WHAT THE TASK ASKS: Copy each line of the data below, character for character.

Dataset rows for apps and sites
──────────────────────────────
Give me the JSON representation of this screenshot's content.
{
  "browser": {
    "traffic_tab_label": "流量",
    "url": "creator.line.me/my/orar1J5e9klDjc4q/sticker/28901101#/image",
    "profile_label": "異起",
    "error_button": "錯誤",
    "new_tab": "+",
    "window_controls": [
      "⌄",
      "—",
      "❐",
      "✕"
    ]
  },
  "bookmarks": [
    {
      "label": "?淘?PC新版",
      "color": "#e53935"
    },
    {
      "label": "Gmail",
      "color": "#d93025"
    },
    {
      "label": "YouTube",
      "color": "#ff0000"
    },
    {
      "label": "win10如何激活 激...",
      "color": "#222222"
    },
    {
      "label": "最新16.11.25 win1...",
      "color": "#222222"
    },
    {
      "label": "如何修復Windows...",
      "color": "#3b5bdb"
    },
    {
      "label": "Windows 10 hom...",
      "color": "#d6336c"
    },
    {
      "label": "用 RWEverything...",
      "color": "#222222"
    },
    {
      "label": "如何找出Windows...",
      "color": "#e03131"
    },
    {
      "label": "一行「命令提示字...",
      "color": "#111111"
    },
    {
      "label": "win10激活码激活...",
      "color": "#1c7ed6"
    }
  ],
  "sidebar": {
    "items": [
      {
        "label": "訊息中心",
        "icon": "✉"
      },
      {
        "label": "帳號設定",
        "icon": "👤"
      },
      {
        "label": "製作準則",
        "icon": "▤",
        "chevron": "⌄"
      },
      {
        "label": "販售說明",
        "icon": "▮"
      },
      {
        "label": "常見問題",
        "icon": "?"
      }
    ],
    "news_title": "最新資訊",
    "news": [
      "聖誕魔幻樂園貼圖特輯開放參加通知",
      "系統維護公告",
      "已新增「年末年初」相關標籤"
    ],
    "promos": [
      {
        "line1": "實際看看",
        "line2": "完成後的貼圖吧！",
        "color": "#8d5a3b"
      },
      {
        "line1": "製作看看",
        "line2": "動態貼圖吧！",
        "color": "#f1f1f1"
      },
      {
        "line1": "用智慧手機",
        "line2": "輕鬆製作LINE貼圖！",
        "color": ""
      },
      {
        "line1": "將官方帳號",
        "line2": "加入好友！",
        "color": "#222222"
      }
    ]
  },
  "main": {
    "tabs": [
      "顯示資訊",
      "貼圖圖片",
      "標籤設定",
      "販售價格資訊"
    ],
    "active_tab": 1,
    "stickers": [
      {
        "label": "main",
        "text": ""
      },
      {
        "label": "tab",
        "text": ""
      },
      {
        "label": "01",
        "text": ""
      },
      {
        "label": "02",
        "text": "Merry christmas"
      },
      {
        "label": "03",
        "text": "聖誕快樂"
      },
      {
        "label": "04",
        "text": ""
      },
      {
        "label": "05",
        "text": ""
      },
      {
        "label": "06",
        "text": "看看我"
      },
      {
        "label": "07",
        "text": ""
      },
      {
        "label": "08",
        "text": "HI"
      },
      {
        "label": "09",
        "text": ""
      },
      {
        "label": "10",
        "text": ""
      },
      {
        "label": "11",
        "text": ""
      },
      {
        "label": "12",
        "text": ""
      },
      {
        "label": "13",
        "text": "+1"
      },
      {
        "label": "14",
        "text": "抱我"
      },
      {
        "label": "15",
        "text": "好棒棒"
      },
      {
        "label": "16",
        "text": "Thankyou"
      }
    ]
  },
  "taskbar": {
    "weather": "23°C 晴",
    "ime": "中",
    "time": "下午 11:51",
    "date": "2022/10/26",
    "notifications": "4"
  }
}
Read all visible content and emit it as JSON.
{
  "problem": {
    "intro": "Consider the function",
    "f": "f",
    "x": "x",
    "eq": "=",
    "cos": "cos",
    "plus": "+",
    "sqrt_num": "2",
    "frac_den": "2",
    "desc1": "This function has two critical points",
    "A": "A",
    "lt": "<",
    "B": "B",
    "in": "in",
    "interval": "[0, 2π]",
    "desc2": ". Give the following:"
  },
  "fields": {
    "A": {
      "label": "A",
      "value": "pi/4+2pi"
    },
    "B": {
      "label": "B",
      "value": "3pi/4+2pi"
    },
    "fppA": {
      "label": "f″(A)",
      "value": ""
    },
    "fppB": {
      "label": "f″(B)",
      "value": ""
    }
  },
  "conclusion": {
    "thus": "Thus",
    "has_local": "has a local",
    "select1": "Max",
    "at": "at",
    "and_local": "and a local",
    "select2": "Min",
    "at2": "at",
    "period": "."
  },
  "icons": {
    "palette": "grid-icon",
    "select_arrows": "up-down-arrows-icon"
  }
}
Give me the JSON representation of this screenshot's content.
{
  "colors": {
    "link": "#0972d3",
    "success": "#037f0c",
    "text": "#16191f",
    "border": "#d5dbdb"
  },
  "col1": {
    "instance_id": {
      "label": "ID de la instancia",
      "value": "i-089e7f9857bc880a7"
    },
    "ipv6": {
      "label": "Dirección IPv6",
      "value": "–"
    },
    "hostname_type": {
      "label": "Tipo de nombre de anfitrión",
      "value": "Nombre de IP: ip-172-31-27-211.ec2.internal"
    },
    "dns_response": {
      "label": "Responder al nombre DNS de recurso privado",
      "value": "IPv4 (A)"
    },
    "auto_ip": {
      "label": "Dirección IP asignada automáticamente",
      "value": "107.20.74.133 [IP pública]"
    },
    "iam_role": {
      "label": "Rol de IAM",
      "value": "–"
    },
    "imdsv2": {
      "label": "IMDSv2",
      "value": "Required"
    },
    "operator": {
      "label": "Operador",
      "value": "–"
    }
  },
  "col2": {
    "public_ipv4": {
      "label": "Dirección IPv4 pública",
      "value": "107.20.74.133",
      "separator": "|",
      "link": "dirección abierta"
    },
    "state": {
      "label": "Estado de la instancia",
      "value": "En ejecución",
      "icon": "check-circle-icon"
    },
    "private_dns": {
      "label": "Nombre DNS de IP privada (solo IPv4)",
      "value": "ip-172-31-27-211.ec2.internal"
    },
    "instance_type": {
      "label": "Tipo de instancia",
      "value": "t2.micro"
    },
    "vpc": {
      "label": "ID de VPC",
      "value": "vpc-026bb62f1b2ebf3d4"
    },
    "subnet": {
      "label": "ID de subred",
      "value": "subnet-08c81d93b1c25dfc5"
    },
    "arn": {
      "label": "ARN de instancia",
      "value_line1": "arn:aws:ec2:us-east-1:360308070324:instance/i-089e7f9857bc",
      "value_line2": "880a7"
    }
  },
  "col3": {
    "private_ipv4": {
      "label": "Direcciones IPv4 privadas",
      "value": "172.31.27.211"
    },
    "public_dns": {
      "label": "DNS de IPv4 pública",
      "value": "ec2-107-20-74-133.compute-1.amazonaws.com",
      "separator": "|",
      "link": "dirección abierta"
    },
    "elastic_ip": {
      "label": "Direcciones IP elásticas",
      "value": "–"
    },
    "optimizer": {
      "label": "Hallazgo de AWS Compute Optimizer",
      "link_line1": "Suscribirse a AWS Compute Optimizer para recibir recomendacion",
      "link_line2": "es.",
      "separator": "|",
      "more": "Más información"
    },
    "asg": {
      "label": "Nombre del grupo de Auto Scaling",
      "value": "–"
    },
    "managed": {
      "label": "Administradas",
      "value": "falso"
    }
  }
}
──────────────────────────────
THE COMPLETED TASK:
Give me the JSON representation of this screenshot's content.
{
  "browser": {
    "traffic_tab_label": "流量",
    "url": "creator.line.me/my/orar1J5e9klDjc4q/sticker/28901101#/image",
    "profile_label": "異起",
    "error_button": "錯誤",
    "new_tab": "+",
    "window_controls": [
      "⌄",
      "—",
      "❐",
      "✕"
    ]
  },
  "bookmarks": [
    {
      "label": "?淘?PC新版",
      "color": "#e53935"
    },
    {
      "label": "Gmail",
      "color": "#d93025"
    },
    {
      "label": "YouTube",
      "color": "#ff0000"
    },
    {
      "label": "win10如何激活 激...",
      "color": "#222222"
    },
    {
      "label": "最新16.11.25 win1...",
      "color": "#222222"
    },
    {
      "label": "如何修復Windows...",
      "color": "#3b5bdb"
    },
    {
      "label": "Windows 10 hom...",
      "color": "#d6336c"
    },
    {
      "label": "用 RWEverything...",
      "color": "#222222"
    },
    {
      "label": "如何找出Windows...",
      "color": "#e03131"
    },
    {
      "label": "一行「命令提示字...",
      "color": "#111111"
    },
    {
      "label": "win10激活码激活...",
      "color": "#1c7ed6"
    }
  ],
  "sidebar": {
    "items": [
      {
        "label": "訊息中心",
        "icon": "✉"
      },
      {
        "label": "帳號設定",
        "icon": "👤"
      },
      {
        "label": "製作準則",
        "icon": "▤",
        "chevron": "⌄"
      },
      {
        "label": "販售說明",
        "icon": "▮"
      },
      {
        "label": "常見問題",
        "icon": "?"
      }
    ],
    "news_title": "最新資訊",
    "news": [
      "聖誕魔幻樂園貼圖特輯開放參加通知",
      "系統維護公告",
      "已新增「年末年初」相關標籤"
    ],
    "promos": [
      {
        "line1": "實際看看",
        "line2": "完成後的貼圖吧！",
        "color": "#8d5a3b"
      },
      {
        "line1": "製作看看",
        "line2": "動態貼圖吧！",
        "color": "#f1f1f1"
      },
      {
        "line1": "用智慧手機",
        "line2": "輕鬆製作LINE貼圖！",
        "color": ""
      },
      {
        "line1": "將官方帳號",
        "line2": "加入好友！",
        "color": "#222222"
      }
    ]
  },
  "main": {
    "tabs": [
      "顯示資訊",
      "貼圖圖片",
      "標籤設定",
      "販售價格資訊"
    ],
    "active_tab": 1,
    "stickers": [
      {
        "label": "main",
        "text": ""
      },
      {
        "label": "tab",
        "text": ""
      },
      {
        "label": "01",
        "text": ""
      },
      {
        "label": "02",
        "text": "Merry christmas"
      },
      {
        "label": "03",
        "text": "聖誕快樂"
      },
      {
        "label": "04",
        "text": ""
      },
      {
        "label": "05",
        "text": ""
      },
      {
        "label": "06",
        "text": "看看我"
      },
      {
        "label": "07",
        "text": ""
      },
      {
        "label": "08",
        "text": "HI"
      },
      {
        "label": "09",
        "text": ""
      },
      {
        "label": "10",
        "text": ""
      },
      {
        "label": "11",
        "text": ""
      },
      {
        "label": "12",
        "text": ""
      },
      {
        "label": "13",
        "text": "+1"
      },
      {
        "label": "14",
        "text": "抱我"
      },
      {
        "label": "15",
        "text": "好棒棒"
      },
      {
        "label": "16",
        "text": "Thankyou"
      }
    ]
  },
  "taskbar": {
    "weather": "23°C 晴",
    "ime": "中",
    "time": "下午 11:51",
    "date": "2022/10/26",
    "notifications": "4"
  }
}
Read all visible content and emit it as JSON.
{
  "problem": {
    "intro": "Consider the function",
    "f": "f",
    "x": "x",
    "eq": "=",
    "cos": "cos",
    "plus": "+",
    "sqrt_num": "2",
    "frac_den": "2",
    "desc1": "This function has two critical points",
    "A": "A",
    "lt": "<",
    "B": "B",
    "in": "in",
    "interval": "[0, 2π]",
    "desc2": ". Give the following:"
  },
  "fields": {
    "A": {
      "label": "A",
      "value": "pi/4+2pi"
    },
    "B": {
      "label": "B",
      "value": "3pi/4+2pi"
    },
    "fppA": {
      "label": "f″(A)",
      "value": ""
    },
    "fppB": {
      "label": "f″(B)",
      "value": ""
    }
  },
  "conclusion": {
    "thus": "Thus",
    "has_local": "has a local",
    "select1": "Max",
    "at": "at",
    "and_local": "and a local",
    "select2": "Min",
    "at2": "at",
    "period": "."
  },
  "icons": {
    "palette": "grid-icon",
    "select_arrows": "up-down-arrows-icon"
  }
}
Give me the JSON representation of this screenshot's content.
{
  "colors": {
    "link": "#0972d3",
    "success": "#037f0c",
    "text": "#16191f",
    "border": "#d5dbdb"
  },
  "col1": {
    "instance_id": {
      "label": "ID de la instancia",
      "value": "i-089e7f9857bc880a7"
    },
    "ipv6": {
      "label": "Dirección IPv6",
      "value": "–"
    },
    "hostname_type": {
      "label": "Tipo de nombre de anfitrión",
      "value": "Nombre de IP: ip-172-31-27-211.ec2.internal"
    },
    "dns_response": {
      "label": "Responder al nombre DNS de recurso privado",
      "value": "IPv4 (A)"
    },
    "auto_ip": {
      "label": "Dirección IP asignada automáticamente",
      "value": "107.20.74.133 [IP pública]"
    },
    "iam_role": {
      "label": "Rol de IAM",
      "value": "–"
    },
    "imdsv2": {
      "label": "IMDSv2",
      "value": "Required"
    },
    "operator": {
      "label": "Operador",
      "value": "–"
    }
  },
  "col2": {
    "public_ipv4": {
      "label": "Dirección IPv4 pública",
      "value": "107.20.74.133",
      "separator": "|",
      "link": "dirección abierta"
    },
    "state": {
      "label": "Estado de la instancia",
      "value": "En ejecución",
      "icon": "check-circle-icon"
    },
    "private_dns": {
      "label": "Nombre DNS de IP privada (solo IPv4)",
      "value": "ip-172-31-27-211.ec2.internal"
    },
    "instance_type": {
      "label": "Tipo de instancia",
      "value": "t2.micro"
    },
    "vpc": {
      "label": "ID de VPC",
      "value": "vpc-026bb62f1b2ebf3d4"
    },
    "subnet": {
      "label": "ID de subred",
      "value": "subnet-08c81d93b1c25dfc5"
    },
    "arn": {
      "label": "ARN de instancia",
      "value_line1": "arn:aws:ec2:us-east-1:360308070324:instance/i-089e7f9857bc",
      "value_line2": "880a7"
    }
  },
  "col3": {
    "private_ipv4": {
      "label": "Direcciones IPv4 privadas",
      "value": "172.31.27.211"
    },
    "public_dns": {
      "label": "DNS de IPv4 pública",
      "value": "ec2-107-20-74-133.compute-1.amazonaws.com",
      "separator": "|",
      "link": "dirección abierta"
    },
    "elastic_ip": {
      "label": "Direcciones IP elásticas",
      "value": "–"
    },
    "optimizer": {
      "label": "Hallazgo de AWS Compute Optimizer",
      "link_line1": "Suscribirse a AWS Compute Optimizer para recibir recomendacion",
      "link_line2": "es.",
      "separator": "|",
      "more": "Más información"
    },
    "asg": {
      "label": "Nombre del grupo de Auto Scaling",
      "value": "–"
    },
    "managed": {
      "label": "Administradas",
      "value": "falso"
    }
  }
}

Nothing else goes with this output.